• TASK INPUTS:
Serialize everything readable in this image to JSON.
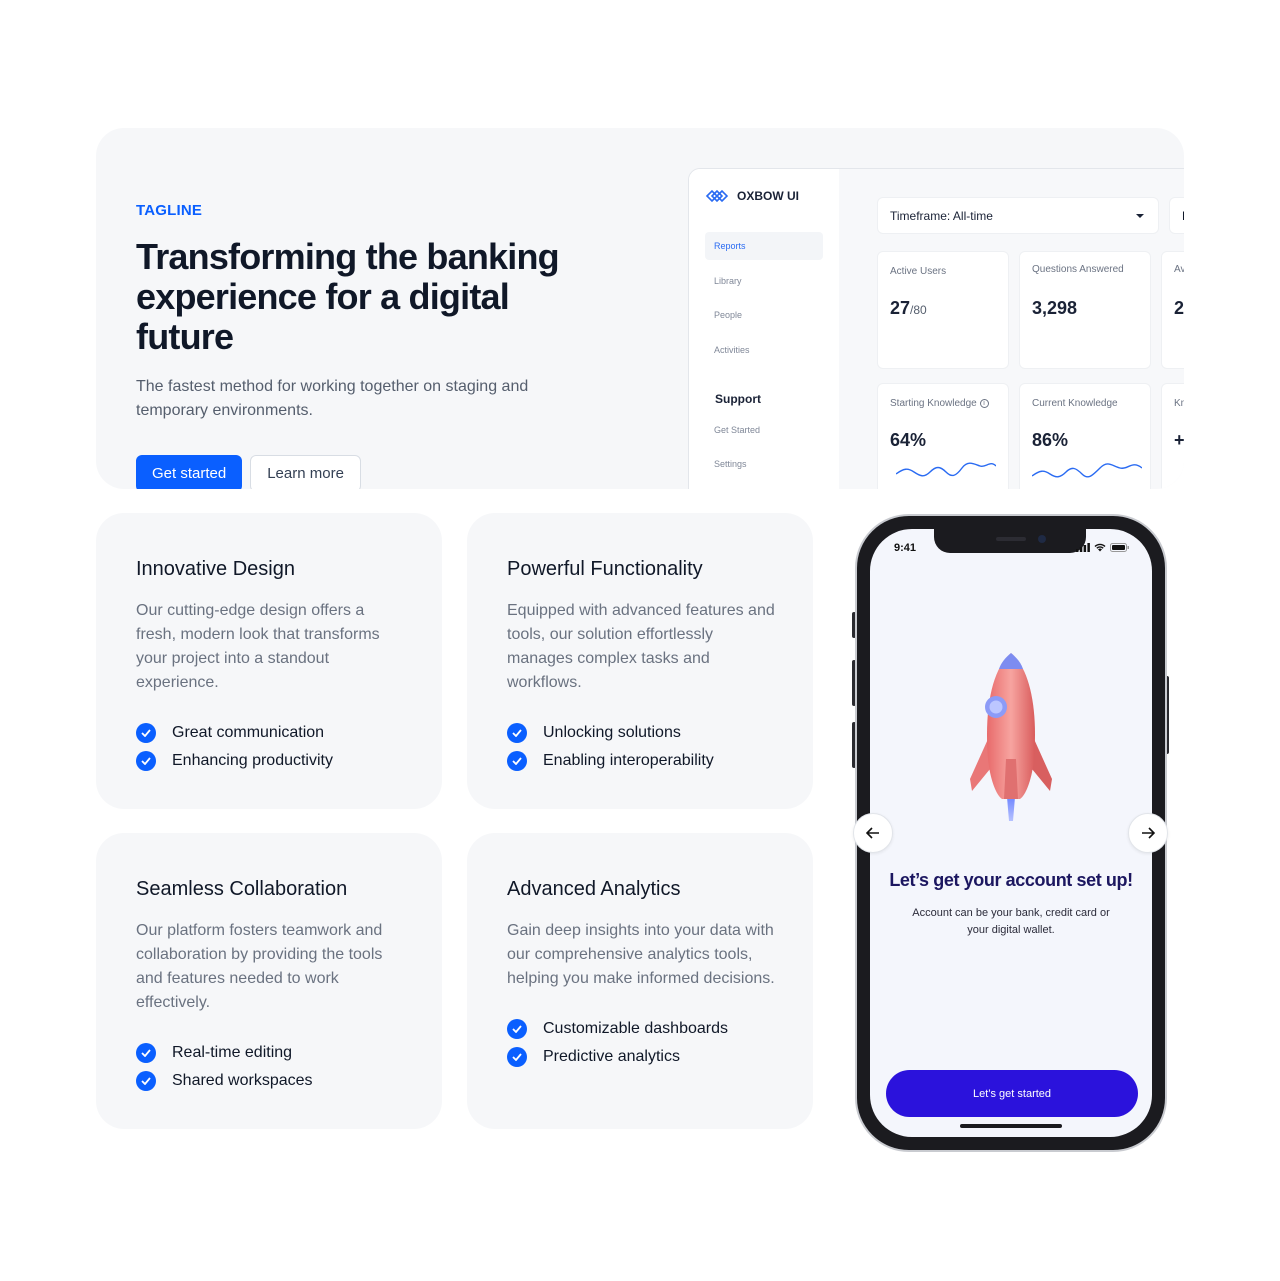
{
  "hero": {
    "tagline": "TAGLINE",
    "title": "Transforming the banking experience for a digital future",
    "subtitle": "The fastest method for working together on staging and temporary environments.",
    "primary_button": "Get started",
    "secondary_button": "Learn more"
  },
  "dashboard": {
    "brand": "OXBOW UI",
    "nav": [
      "Reports",
      "Library",
      "People",
      "Activities"
    ],
    "support_heading": "Support",
    "support_nav": [
      "Get Started",
      "Settings"
    ],
    "timeframe": "Timeframe: All-time",
    "timeframe2_partial": "F",
    "stats": [
      {
        "label": "Active Users",
        "value": "27",
        "suffix": "/80"
      },
      {
        "label": "Questions Answered",
        "value": "3,298",
        "suffix": ""
      },
      {
        "label": "Av",
        "value": "2",
        "suffix": ""
      },
      {
        "label": "Starting Knowledge",
        "value": "64%",
        "suffix": ""
      },
      {
        "label": "Current Knowledge",
        "value": "86%",
        "suffix": ""
      },
      {
        "label": "Kn",
        "value": "+",
        "suffix": ""
      }
    ]
  },
  "cards": [
    {
      "title": "Innovative Design",
      "desc": "Our cutting-edge design offers a fresh, modern look that transforms your project into a standout experience.",
      "items": [
        "Great communication",
        "Enhancing productivity"
      ]
    },
    {
      "title": "Powerful Functionality",
      "desc": "Equipped with advanced features and tools, our solution effortlessly manages complex tasks and workflows.",
      "items": [
        "Unlocking solutions",
        "Enabling interoperability"
      ]
    },
    {
      "title": "Seamless Collaboration",
      "desc": "Our platform fosters teamwork and collaboration by providing the tools and features needed to work effectively.",
      "items": [
        "Real-time editing",
        "Shared workspaces"
      ]
    },
    {
      "title": "Advanced Analytics",
      "desc": "Gain deep insights into your data with our comprehensive analytics tools, helping you make informed decisions.",
      "items": [
        "Customizable dashboards",
        "Predictive analytics"
      ]
    }
  ],
  "phone": {
    "time": "9:41",
    "title": "Let’s get your account set up!",
    "subtitle": "Account can be your bank, credit card or your digital wallet.",
    "button": "Let’s get started"
  },
  "colors": {
    "accent": "#0a5fff",
    "phone_button": "#2b12dc",
    "card_bg": "#f6f7f9"
  }
}
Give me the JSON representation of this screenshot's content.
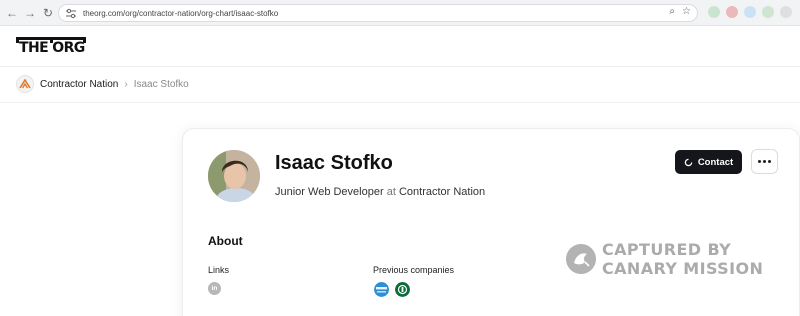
{
  "browser": {
    "url": "theorg.com/org/contractor-nation/org-chart/isaac-stofko",
    "icons": [
      "back-icon",
      "forward-icon",
      "reload-icon",
      "site-settings-icon",
      "zoom-icon",
      "bookmark-star-icon"
    ]
  },
  "site": {
    "logo_text": "THE ORG"
  },
  "breadcrumb": {
    "company": "Contractor Nation",
    "separator": "›",
    "current": "Isaac Stofko"
  },
  "profile": {
    "name": "Isaac Stofko",
    "role": "Junior Web Developer",
    "at_word": "at",
    "company": "Contractor Nation",
    "contact_label": "Contact"
  },
  "about": {
    "heading": "About",
    "links_label": "Links",
    "previous_companies_label": "Previous companies",
    "link_icons": [
      "linkedin-icon"
    ],
    "previous_company_logos": [
      "jobcorps-logo",
      "starbucks-logo"
    ]
  },
  "watermark": {
    "line1": "CAPTURED BY",
    "line2": "CANARY MISSION"
  },
  "colors": {
    "accent_button": "#15161c",
    "contractor_logo": "#e07a2e",
    "starbucks_green": "#0b6b3a",
    "jobcorps_blue": "#2d8fd6",
    "watermark_gray": "#ababab"
  }
}
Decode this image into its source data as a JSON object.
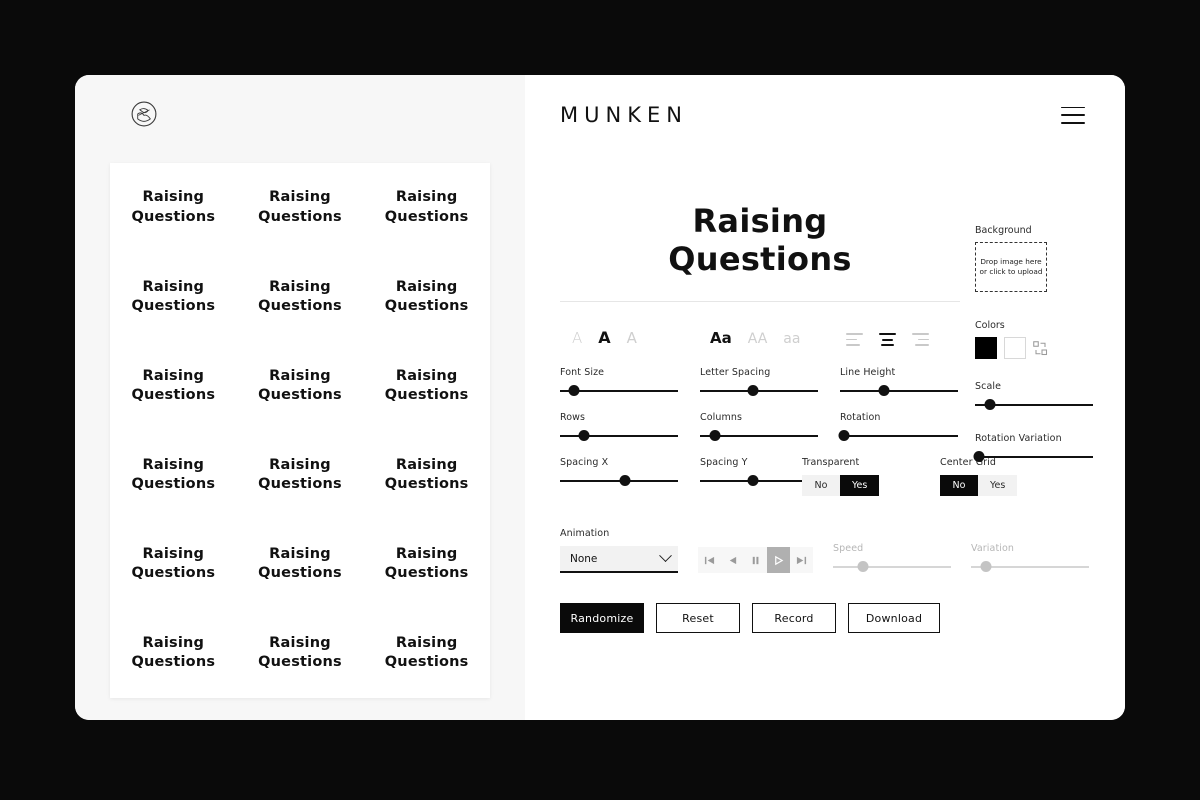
{
  "brand": {
    "name": "MUNKEN",
    "menu_icon": "hamburger-icon",
    "logo_icon": "circular-logo-mark"
  },
  "headline": {
    "line1": "Raising",
    "line2": "Questions"
  },
  "preview": {
    "cell_line1": "Raising",
    "cell_line2": "Questions",
    "rows": 6,
    "columns": 3
  },
  "typography": {
    "weight_options": [
      {
        "glyph": "A",
        "state": "inactive"
      },
      {
        "glyph": "A",
        "state": "active"
      },
      {
        "glyph": "A",
        "state": "inactive"
      }
    ],
    "case_options": [
      {
        "glyph": "Aa",
        "state": "active"
      },
      {
        "glyph": "AA",
        "state": "inactive"
      },
      {
        "glyph": "aa",
        "state": "inactive"
      }
    ],
    "align_options": [
      {
        "name": "align-left",
        "state": "inactive"
      },
      {
        "name": "align-center",
        "state": "active"
      },
      {
        "name": "align-right",
        "state": "inactive"
      }
    ]
  },
  "sliders": [
    {
      "label": "Font Size",
      "value": 12,
      "disabled": false
    },
    {
      "label": "Letter Spacing",
      "value": 45,
      "disabled": false
    },
    {
      "label": "Line Height",
      "value": 37,
      "disabled": false
    },
    {
      "label": "Scale",
      "value": 13,
      "disabled": false
    },
    {
      "label": "Rows",
      "value": 20,
      "disabled": false
    },
    {
      "label": "Columns",
      "value": 13,
      "disabled": false
    },
    {
      "label": "Rotation",
      "value": 3,
      "disabled": false
    },
    {
      "label": "Rotation Variation",
      "value": 3,
      "disabled": false
    },
    {
      "label": "Spacing X",
      "value": 55,
      "disabled": false
    },
    {
      "label": "Spacing Y",
      "value": 45,
      "disabled": false
    },
    {
      "label": "Speed",
      "value": 25,
      "disabled": true
    },
    {
      "label": "Variation",
      "value": 13,
      "disabled": true
    }
  ],
  "background": {
    "label": "Background",
    "dropzone_text": "Drop image here or click to upload"
  },
  "colors": {
    "label": "Colors",
    "swatch_primary": "#000000",
    "swatch_secondary": "#FFFFFF",
    "swap_icon": "swap-colors-icon"
  },
  "toggles": {
    "transparent": {
      "label": "Transparent",
      "options": [
        "No",
        "Yes"
      ],
      "selected": "Yes"
    },
    "center_grid": {
      "label": "Center Grid",
      "options": [
        "No",
        "Yes"
      ],
      "selected": "No"
    }
  },
  "animation": {
    "label": "Animation",
    "selected": "None",
    "transport": [
      {
        "name": "skip-to-start-icon",
        "active": false
      },
      {
        "name": "step-back-icon",
        "active": false
      },
      {
        "name": "pause-icon",
        "active": false
      },
      {
        "name": "play-icon",
        "active": true
      },
      {
        "name": "skip-to-end-icon",
        "active": false
      }
    ]
  },
  "actions": {
    "randomize": "Randomize",
    "reset": "Reset",
    "record": "Record",
    "download": "Download"
  }
}
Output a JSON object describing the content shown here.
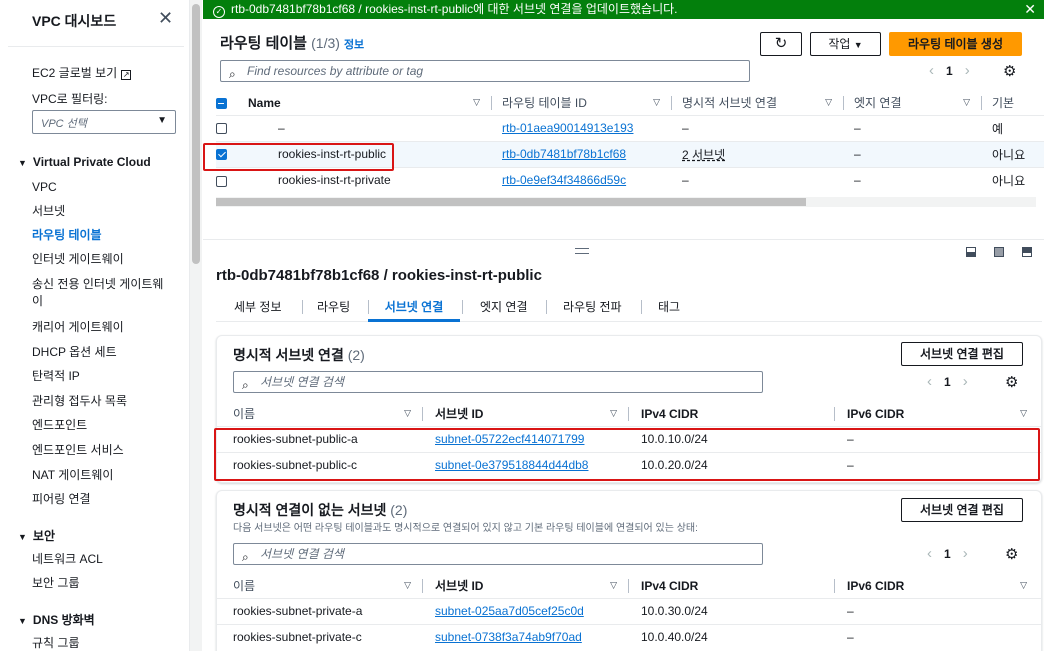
{
  "sidebar": {
    "title": "VPC 대시보드",
    "ec2_link": "EC2 글로벌 보기",
    "filter_label": "VPC로 필터링:",
    "filter_placeholder": "VPC 선택",
    "section_vpc": "Virtual Private Cloud",
    "items": [
      "VPC",
      "서브넷",
      "라우팅 테이블",
      "인터넷 게이트웨이",
      "송신 전용 인터넷 게이트웨이",
      "캐리어 게이트웨이",
      "DHCP 옵션 세트",
      "탄력적 IP",
      "관리형 접두사 목록",
      "엔드포인트",
      "엔드포인트 서비스",
      "NAT 게이트웨이",
      "피어링 연결"
    ],
    "section_security": "보안",
    "security_items": [
      "네트워크 ACL",
      "보안 그룹"
    ],
    "section_dns": "DNS 방화벽",
    "dns_items": [
      "규칙 그룹"
    ]
  },
  "banner": {
    "message": "rtb-0db7481bf78b1cf68 / rookies-inst-rt-public에 대한 서브넷 연결을 업데이트했습니다."
  },
  "route_tables": {
    "title": "라우팅 테이블",
    "count": "(1/3)",
    "info": "정보",
    "refresh_icon": "refresh-icon",
    "actions_label": "작업",
    "create_label": "라우팅 테이블 생성",
    "search_placeholder": "Find resources by attribute or tag",
    "page": "1",
    "columns": [
      "Name",
      "라우팅 테이블 ID",
      "명시적 서브넷 연결",
      "엣지 연결",
      "기본"
    ],
    "rows": [
      {
        "name": "–",
        "id": "rtb-01aea90014913e193",
        "explicit": "–",
        "edge": "–",
        "main": "예",
        "selected": false
      },
      {
        "name": "rookies-inst-rt-public",
        "id": "rtb-0db7481bf78b1cf68",
        "explicit": "2 서브넷",
        "edge": "–",
        "main": "아니요",
        "selected": true
      },
      {
        "name": "rookies-inst-rt-private",
        "id": "rtb-0e9ef34f34866d59c",
        "explicit": "–",
        "edge": "–",
        "main": "아니요",
        "selected": false
      }
    ]
  },
  "details": {
    "title": "rtb-0db7481bf78b1cf68 / rookies-inst-rt-public",
    "tabs": [
      "세부 정보",
      "라우팅",
      "서브넷 연결",
      "엣지 연결",
      "라우팅 전파",
      "태그"
    ],
    "active_tab": "서브넷 연결"
  },
  "explicit_assoc": {
    "title": "명시적 서브넷 연결",
    "count": "(2)",
    "edit_label": "서브넷 연결 편집",
    "search_placeholder": "서브넷 연결 검색",
    "page": "1",
    "columns": [
      "이름",
      "서브넷 ID",
      "IPv4 CIDR",
      "IPv6 CIDR"
    ],
    "rows": [
      {
        "name": "rookies-subnet-public-a",
        "id": "subnet-05722ecf414071799",
        "ipv4": "10.0.10.0/24",
        "ipv6": "–"
      },
      {
        "name": "rookies-subnet-public-c",
        "id": "subnet-0e379518844d44db8",
        "ipv4": "10.0.20.0/24",
        "ipv6": "–"
      }
    ]
  },
  "unassoc": {
    "title": "명시적 연결이 없는 서브넷",
    "count": "(2)",
    "edit_label": "서브넷 연결 편집",
    "description": "다음 서브넷은 어떤 라우팅 테이블과도 명시적으로 연결되어 있지 않고 기본 라우팅 테이블에 연결되어 있는 상태:",
    "search_placeholder": "서브넷 연결 검색",
    "page": "1",
    "columns": [
      "이름",
      "서브넷 ID",
      "IPv4 CIDR",
      "IPv6 CIDR"
    ],
    "rows": [
      {
        "name": "rookies-subnet-private-a",
        "id": "subnet-025aa7d05cef25c0d",
        "ipv4": "10.0.30.0/24",
        "ipv6": "–"
      },
      {
        "name": "rookies-subnet-private-c",
        "id": "subnet-0738f3a74ab9f70ad",
        "ipv4": "10.0.40.0/24",
        "ipv6": "–"
      }
    ]
  },
  "colors": {
    "success": "#037f0c",
    "link": "#0972d3",
    "primary_button": "#ff9900",
    "highlight": "#d91515"
  }
}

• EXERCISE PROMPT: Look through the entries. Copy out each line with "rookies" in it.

• RESPONSE:
    "message": "rtb-0db7481bf78b1cf68 / rookies-inst-rt-public에 대한 서브넷 연결을 업데이트했습니다."
        "name": "rookies-inst-rt-public",
        "name": "rookies-inst-rt-private",
    "title": "rtb-0db7481bf78b1cf68 / rookies-inst-rt-public",
        "name": "rookies-subnet-public-a",
        "name": "rookies-subnet-public-c",
        "name": "rookies-subnet-private-a",
        "name": "rookies-subnet-private-c",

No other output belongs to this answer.